• PROBLEM: Where a line of the records contains the word "JSON", show that line.
(MATERIALS PROVIDED Opens)
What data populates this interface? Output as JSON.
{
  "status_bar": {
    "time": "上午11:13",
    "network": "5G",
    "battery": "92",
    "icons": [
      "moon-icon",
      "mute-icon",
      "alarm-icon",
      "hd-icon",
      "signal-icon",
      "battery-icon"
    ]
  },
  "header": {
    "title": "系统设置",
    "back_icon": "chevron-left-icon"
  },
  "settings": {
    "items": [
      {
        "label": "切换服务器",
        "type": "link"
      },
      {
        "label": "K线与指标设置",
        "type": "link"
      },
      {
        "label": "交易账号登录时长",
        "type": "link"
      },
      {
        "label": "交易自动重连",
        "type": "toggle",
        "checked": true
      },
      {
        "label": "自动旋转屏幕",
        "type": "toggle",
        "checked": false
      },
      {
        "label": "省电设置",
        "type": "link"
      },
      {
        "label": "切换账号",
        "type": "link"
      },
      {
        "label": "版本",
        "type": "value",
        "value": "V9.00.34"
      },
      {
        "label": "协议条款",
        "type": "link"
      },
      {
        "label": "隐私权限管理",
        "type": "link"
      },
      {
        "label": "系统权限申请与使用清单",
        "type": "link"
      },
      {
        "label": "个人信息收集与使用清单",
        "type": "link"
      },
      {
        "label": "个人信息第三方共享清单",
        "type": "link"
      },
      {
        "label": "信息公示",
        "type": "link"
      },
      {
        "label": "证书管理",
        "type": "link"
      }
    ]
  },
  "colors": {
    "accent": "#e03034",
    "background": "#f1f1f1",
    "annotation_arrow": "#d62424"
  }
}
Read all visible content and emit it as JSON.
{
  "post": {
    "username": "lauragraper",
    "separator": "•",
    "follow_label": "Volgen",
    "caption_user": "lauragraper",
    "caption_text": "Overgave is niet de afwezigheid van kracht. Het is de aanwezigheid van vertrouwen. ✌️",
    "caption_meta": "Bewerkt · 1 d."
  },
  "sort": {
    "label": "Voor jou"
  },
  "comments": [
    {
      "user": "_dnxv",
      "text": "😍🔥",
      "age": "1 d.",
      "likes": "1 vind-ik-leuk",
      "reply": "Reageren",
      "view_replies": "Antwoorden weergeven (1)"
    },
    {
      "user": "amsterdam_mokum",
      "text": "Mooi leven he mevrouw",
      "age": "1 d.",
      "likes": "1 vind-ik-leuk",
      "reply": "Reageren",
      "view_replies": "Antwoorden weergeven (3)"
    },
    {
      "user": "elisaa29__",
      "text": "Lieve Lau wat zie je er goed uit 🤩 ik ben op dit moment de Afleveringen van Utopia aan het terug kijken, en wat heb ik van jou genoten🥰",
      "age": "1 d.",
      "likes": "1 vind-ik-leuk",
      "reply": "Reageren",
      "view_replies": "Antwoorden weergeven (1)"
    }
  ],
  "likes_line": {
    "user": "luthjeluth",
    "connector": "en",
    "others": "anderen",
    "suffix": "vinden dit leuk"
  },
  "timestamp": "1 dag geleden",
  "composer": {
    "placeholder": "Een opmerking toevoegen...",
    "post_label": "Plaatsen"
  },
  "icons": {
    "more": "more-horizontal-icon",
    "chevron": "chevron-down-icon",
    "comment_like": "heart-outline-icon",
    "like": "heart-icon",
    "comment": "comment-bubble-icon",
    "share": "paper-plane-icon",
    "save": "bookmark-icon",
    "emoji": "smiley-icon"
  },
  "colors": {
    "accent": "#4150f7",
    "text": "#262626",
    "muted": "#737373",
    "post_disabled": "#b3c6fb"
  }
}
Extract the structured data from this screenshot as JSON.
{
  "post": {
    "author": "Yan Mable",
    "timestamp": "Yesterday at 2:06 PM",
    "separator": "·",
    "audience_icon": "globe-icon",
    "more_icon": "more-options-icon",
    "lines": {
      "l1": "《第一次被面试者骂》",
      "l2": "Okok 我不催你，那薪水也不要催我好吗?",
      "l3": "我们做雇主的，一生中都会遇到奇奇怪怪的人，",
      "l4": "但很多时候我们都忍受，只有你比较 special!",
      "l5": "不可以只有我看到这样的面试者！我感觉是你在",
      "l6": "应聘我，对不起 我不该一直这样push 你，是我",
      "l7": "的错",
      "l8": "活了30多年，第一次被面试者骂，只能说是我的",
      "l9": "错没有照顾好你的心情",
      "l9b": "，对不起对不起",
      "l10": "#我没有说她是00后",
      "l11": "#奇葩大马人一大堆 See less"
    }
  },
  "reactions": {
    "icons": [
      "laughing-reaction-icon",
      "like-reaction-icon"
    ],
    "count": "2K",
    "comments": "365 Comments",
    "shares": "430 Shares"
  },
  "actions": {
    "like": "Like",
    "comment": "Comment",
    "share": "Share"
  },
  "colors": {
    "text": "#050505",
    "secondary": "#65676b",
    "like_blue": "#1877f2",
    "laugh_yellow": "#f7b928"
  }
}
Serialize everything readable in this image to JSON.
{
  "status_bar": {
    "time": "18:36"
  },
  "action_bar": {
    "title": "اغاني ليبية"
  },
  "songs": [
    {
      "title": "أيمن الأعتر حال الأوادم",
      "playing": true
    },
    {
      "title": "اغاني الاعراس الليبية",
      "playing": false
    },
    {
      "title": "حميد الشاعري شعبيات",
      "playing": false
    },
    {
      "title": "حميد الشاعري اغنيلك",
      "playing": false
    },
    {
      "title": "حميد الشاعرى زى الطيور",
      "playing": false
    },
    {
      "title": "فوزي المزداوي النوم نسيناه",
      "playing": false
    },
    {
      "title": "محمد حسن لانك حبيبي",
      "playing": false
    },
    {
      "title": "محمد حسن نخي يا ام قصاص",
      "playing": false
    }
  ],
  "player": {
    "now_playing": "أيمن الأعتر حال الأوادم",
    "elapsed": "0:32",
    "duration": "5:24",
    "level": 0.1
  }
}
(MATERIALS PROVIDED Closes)
• YOUR SOLUTION:
What data populates this interface? Output as JSON.
Read all visible content and emit it as JSON.
Extract the structured data from this screenshot as JSON.
Serialize everything readable in this image to JSON.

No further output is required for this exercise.